## Requirement
From the first line to the last, return the data exactly as it stands.

## Data records
###
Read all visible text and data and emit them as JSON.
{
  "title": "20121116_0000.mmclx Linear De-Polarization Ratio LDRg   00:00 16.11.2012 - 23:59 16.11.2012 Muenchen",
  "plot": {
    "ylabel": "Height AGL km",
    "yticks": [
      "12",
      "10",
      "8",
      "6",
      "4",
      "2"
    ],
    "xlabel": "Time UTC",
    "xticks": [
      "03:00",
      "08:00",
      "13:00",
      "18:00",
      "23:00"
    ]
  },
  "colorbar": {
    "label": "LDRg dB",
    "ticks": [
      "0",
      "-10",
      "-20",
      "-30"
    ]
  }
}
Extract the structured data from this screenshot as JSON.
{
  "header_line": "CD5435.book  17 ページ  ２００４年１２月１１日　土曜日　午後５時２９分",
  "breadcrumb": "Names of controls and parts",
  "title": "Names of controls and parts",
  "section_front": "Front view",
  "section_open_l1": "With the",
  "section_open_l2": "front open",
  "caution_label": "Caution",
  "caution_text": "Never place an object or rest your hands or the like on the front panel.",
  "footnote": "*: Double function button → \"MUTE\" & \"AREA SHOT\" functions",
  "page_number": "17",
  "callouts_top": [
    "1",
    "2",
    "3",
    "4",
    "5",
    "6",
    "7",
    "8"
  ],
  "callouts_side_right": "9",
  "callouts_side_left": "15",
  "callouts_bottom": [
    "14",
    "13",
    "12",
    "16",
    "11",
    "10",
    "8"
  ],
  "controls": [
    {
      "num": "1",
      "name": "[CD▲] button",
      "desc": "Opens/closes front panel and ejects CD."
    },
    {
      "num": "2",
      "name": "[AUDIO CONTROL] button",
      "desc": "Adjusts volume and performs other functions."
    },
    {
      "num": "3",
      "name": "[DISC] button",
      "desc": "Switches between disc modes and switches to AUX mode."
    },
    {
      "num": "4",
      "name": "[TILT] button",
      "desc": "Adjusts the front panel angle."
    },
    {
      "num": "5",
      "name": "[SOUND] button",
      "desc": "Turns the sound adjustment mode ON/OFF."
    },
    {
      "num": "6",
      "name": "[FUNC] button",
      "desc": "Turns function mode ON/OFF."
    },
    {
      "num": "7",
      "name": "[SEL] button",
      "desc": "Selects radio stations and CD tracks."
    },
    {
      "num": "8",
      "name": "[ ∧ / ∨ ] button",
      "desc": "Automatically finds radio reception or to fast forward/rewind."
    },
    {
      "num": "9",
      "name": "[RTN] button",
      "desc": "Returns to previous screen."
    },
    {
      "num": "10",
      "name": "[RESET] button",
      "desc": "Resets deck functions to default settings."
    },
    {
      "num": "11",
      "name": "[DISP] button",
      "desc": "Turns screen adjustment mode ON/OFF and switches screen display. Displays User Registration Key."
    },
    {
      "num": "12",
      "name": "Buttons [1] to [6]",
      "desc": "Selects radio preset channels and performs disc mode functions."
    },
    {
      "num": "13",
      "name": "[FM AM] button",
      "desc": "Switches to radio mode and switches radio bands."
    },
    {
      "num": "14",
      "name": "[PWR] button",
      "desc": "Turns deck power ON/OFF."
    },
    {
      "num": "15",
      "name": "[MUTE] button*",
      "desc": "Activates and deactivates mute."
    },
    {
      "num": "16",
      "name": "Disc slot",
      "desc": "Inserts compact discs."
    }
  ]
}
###
## Solution for this exercise
Read all visible text and data and emit them as JSON.
{
  "title": "20121116_0000.mmclx Linear De-Polarization Ratio LDRg   00:00 16.11.2012 - 23:59 16.11.2012 Muenchen",
  "plot": {
    "ylabel": "Height AGL km",
    "yticks": [
      "12",
      "10",
      "8",
      "6",
      "4",
      "2"
    ],
    "xlabel": "Time UTC",
    "xticks": [
      "03:00",
      "08:00",
      "13:00",
      "18:00",
      "23:00"
    ]
  },
  "colorbar": {
    "label": "LDRg dB",
    "ticks": [
      "0",
      "-10",
      "-20",
      "-30"
    ]
  }
}
Extract the structured data from this screenshot as JSON.
{
  "header_line": "CD5435.book  17 ページ  ２００４年１２月１１日　土曜日　午後５時２９分",
  "breadcrumb": "Names of controls and parts",
  "title": "Names of controls and parts",
  "section_front": "Front view",
  "section_open_l1": "With the",
  "section_open_l2": "front open",
  "caution_label": "Caution",
  "caution_text": "Never place an object or rest your hands or the like on the front panel.",
  "footnote": "*: Double function button → \"MUTE\" & \"AREA SHOT\" functions",
  "page_number": "17",
  "callouts_top": [
    "1",
    "2",
    "3",
    "4",
    "5",
    "6",
    "7",
    "8"
  ],
  "callouts_side_right": "9",
  "callouts_side_left": "15",
  "callouts_bottom": [
    "14",
    "13",
    "12",
    "16",
    "11",
    "10",
    "8"
  ],
  "controls": [
    {
      "num": "1",
      "name": "[CD▲] button",
      "desc": "Opens/closes front panel and ejects CD."
    },
    {
      "num": "2",
      "name": "[AUDIO CONTROL] button",
      "desc": "Adjusts volume and performs other functions."
    },
    {
      "num": "3",
      "name": "[DISC] button",
      "desc": "Switches between disc modes and switches to AUX mode."
    },
    {
      "num": "4",
      "name": "[TILT] button",
      "desc": "Adjusts the front panel angle."
    },
    {
      "num": "5",
      "name": "[SOUND] button",
      "desc": "Turns the sound adjustment mode ON/OFF."
    },
    {
      "num": "6",
      "name": "[FUNC] button",
      "desc": "Turns function mode ON/OFF."
    },
    {
      "num": "7",
      "name": "[SEL] button",
      "desc": "Selects radio stations and CD tracks."
    },
    {
      "num": "8",
      "name": "[ ∧ / ∨ ] button",
      "desc": "Automatically finds radio reception or to fast forward/rewind."
    },
    {
      "num": "9",
      "name": "[RTN] button",
      "desc": "Returns to previous screen."
    },
    {
      "num": "10",
      "name": "[RESET] button",
      "desc": "Resets deck functions to default settings."
    },
    {
      "num": "11",
      "name": "[DISP] button",
      "desc": "Turns screen adjustment mode ON/OFF and switches screen display. Displays User Registration Key."
    },
    {
      "num": "12",
      "name": "Buttons [1] to [6]",
      "desc": "Selects radio preset channels and performs disc mode functions."
    },
    {
      "num": "13",
      "name": "[FM AM] button",
      "desc": "Switches to radio mode and switches radio bands."
    },
    {
      "num": "14",
      "name": "[PWR] button",
      "desc": "Turns deck power ON/OFF."
    },
    {
      "num": "15",
      "name": "[MUTE] button*",
      "desc": "Activates and deactivates mute."
    },
    {
      "num": "16",
      "name": "Disc slot",
      "desc": "Inserts compact discs."
    }
  ]
}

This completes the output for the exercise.